● **TASK REQUIREMENTS**: The result should be an exact copy of the entries that follow, with no pictures included.

● **MATERIAL FOR THIS TASK**:
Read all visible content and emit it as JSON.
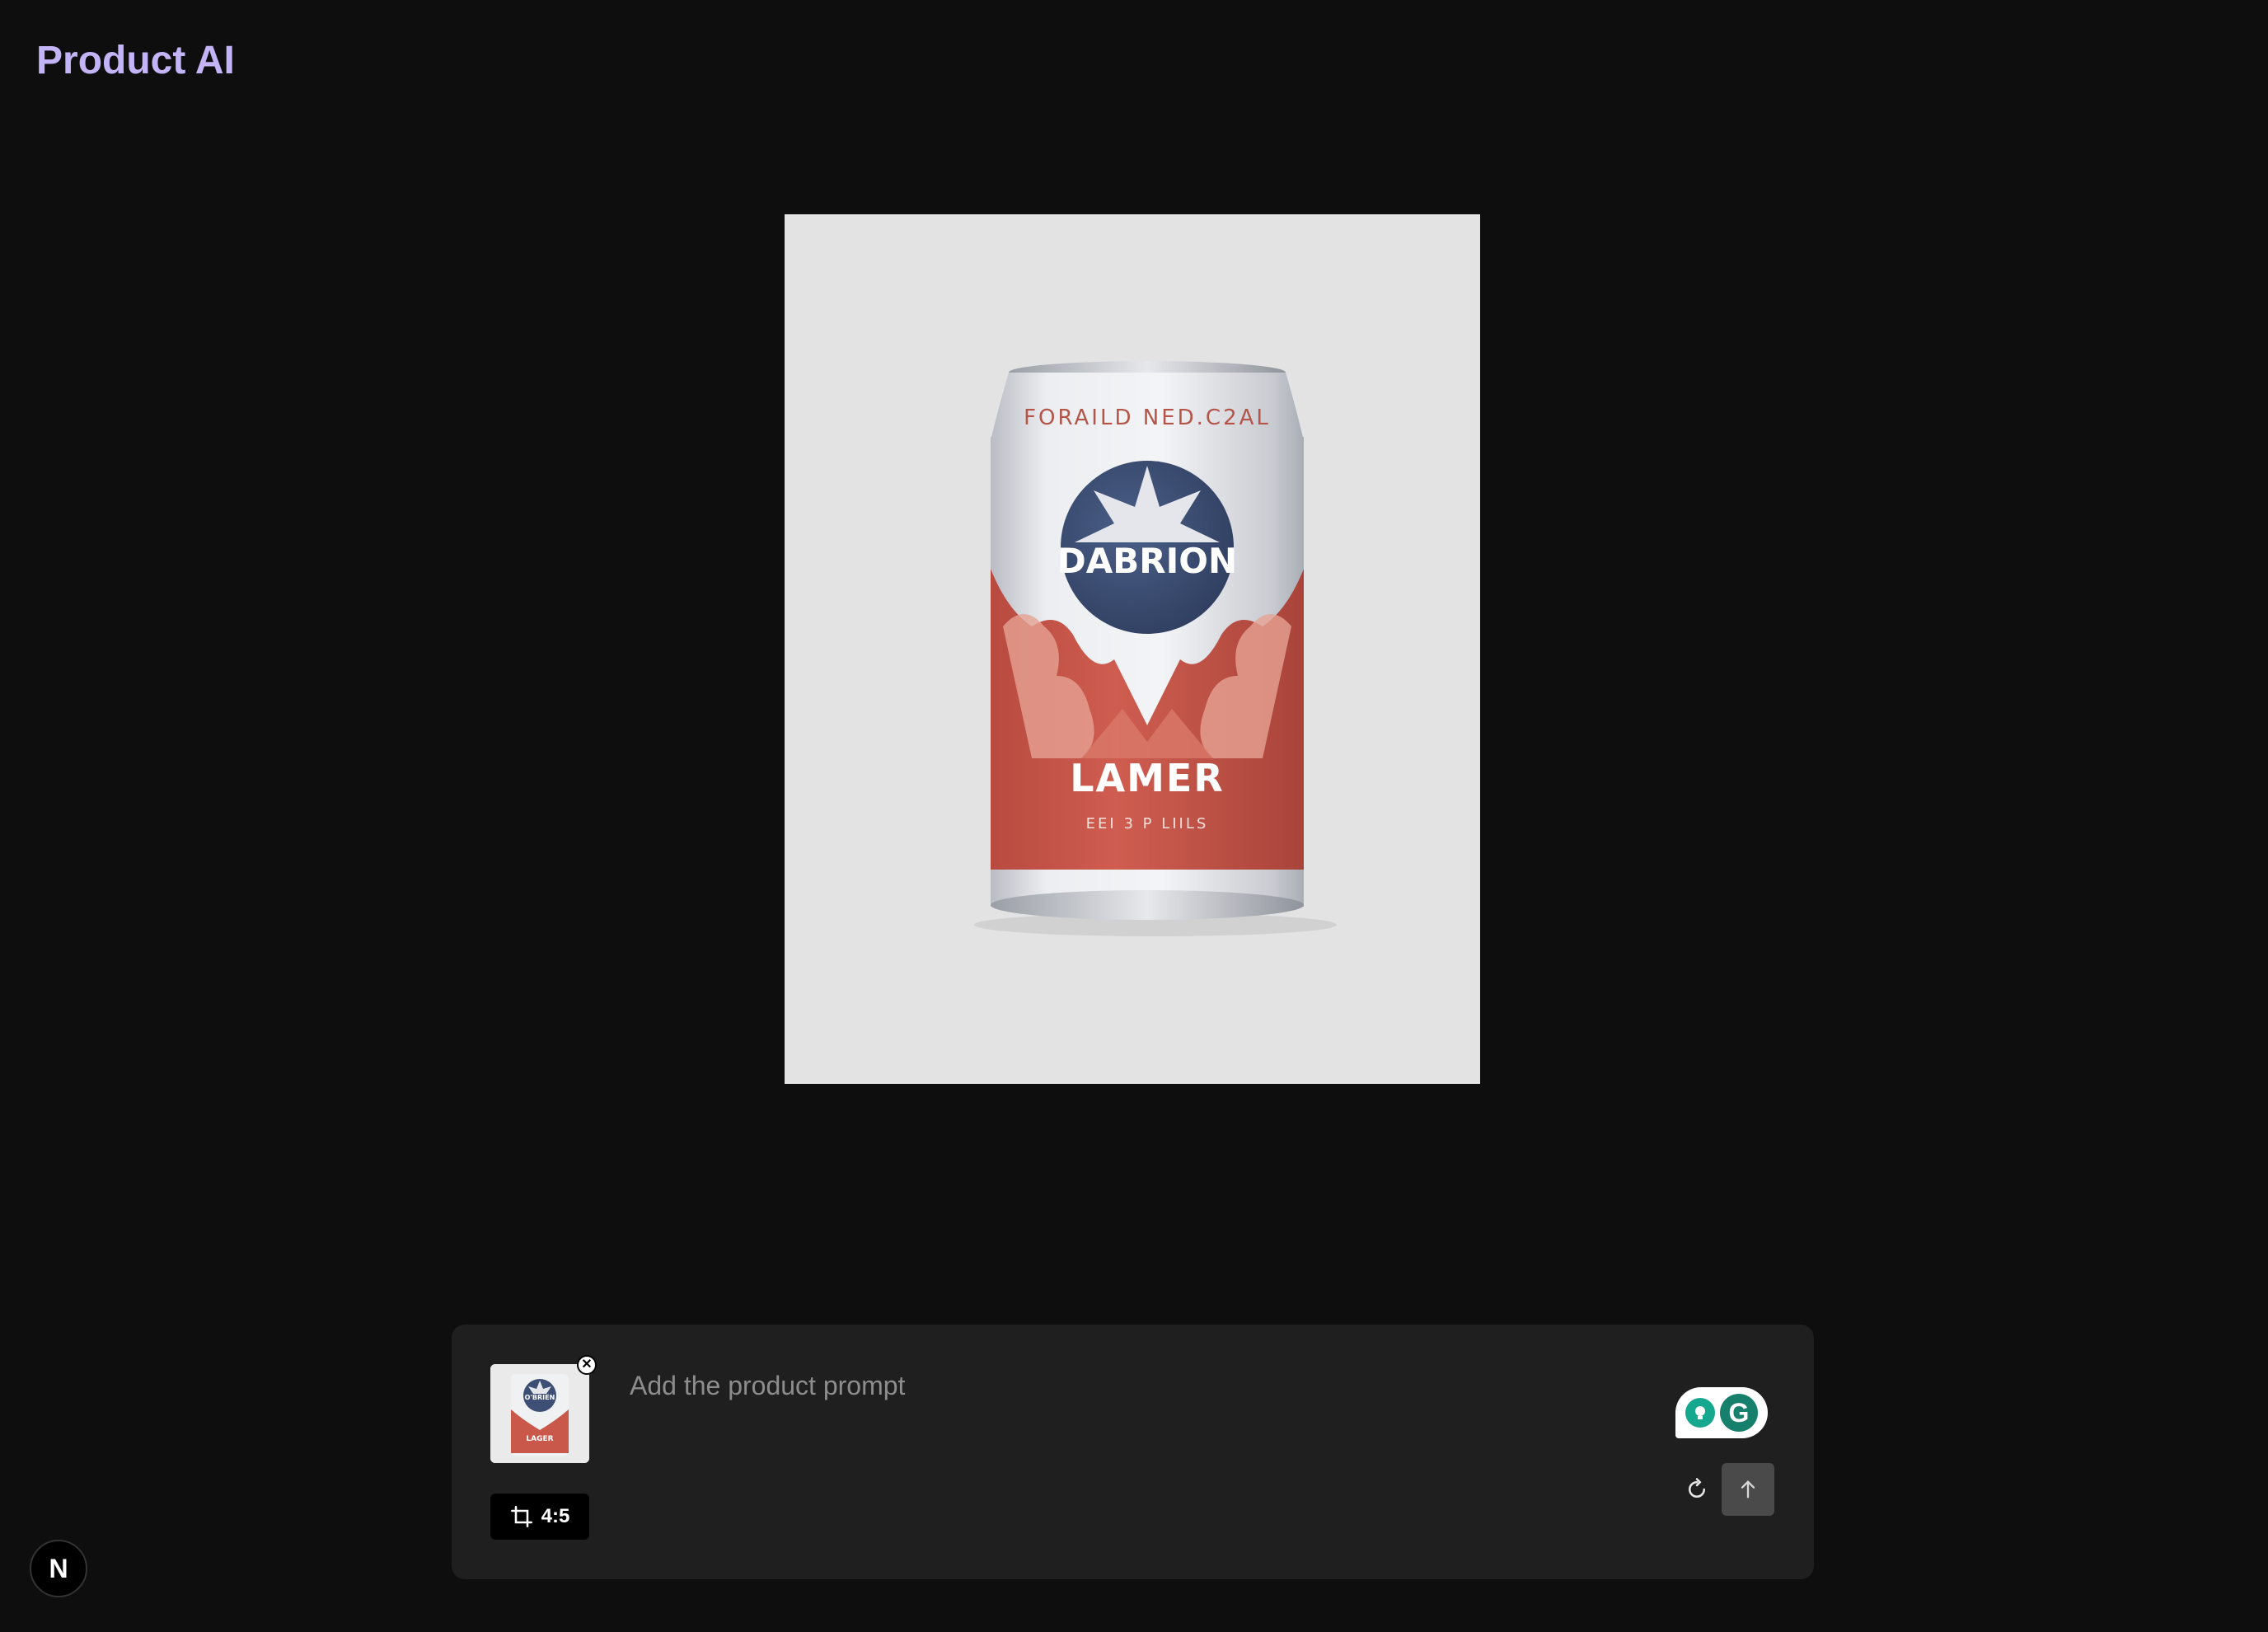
{
  "app": {
    "title": "Product AI"
  },
  "preview": {
    "can_label": {
      "top_text": "FORAILD NED.C2AL",
      "brand": "DABRION",
      "product": "LAMER",
      "subtext": "EEI 3 P LIILS"
    }
  },
  "composer": {
    "prompt_placeholder": "Add the product prompt",
    "prompt_value": "",
    "aspect_ratio_label": "4:5",
    "thumbnail_can": {
      "brand": "O'BRIEN",
      "product": "LAGER"
    }
  },
  "dev_badge": {
    "label": "N"
  },
  "colors": {
    "accent_title": "#c3b3f7",
    "background": "#0e0e0e",
    "composer_bg": "#1f1f1f",
    "can_red": "#c9574a",
    "can_navy": "#3d4f74",
    "grammarly_green": "#16806d"
  },
  "icons": {
    "remove": "close-icon",
    "aspect": "crop-icon",
    "reset": "refresh-icon",
    "submit": "arrow-up-icon",
    "grammarly": "grammarly-icon"
  }
}
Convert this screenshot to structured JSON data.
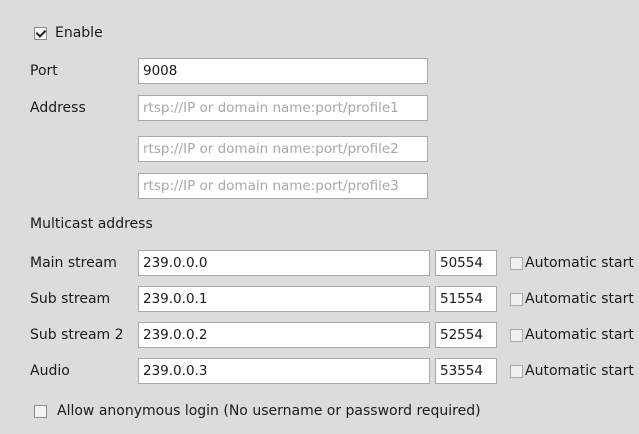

● **ANSWER BOX**:
Read all visible content and emit it as JSON.
{
  "app": {
    "title": "Product AI"
  },
  "preview": {
    "can_label": {
      "top_text": "FORAILD NED.C2AL",
      "brand": "DABRION",
      "product": "LAMER",
      "subtext": "EEI 3 P LIILS"
    }
  },
  "composer": {
    "prompt_placeholder": "Add the product prompt",
    "prompt_value": "",
    "aspect_ratio_label": "4:5",
    "thumbnail_can": {
      "brand": "O'BRIEN",
      "product": "LAGER"
    }
  },
  "dev_badge": {
    "label": "N"
  },
  "colors": {
    "accent_title": "#c3b3f7",
    "background": "#0e0e0e",
    "composer_bg": "#1f1f1f",
    "can_red": "#c9574a",
    "can_navy": "#3d4f74",
    "grammarly_green": "#16806d"
  },
  "icons": {
    "remove": "close-icon",
    "aspect": "crop-icon",
    "reset": "refresh-icon",
    "submit": "arrow-up-icon",
    "grammarly": "grammarly-icon"
  }
}
Convert this screenshot to structured JSON data.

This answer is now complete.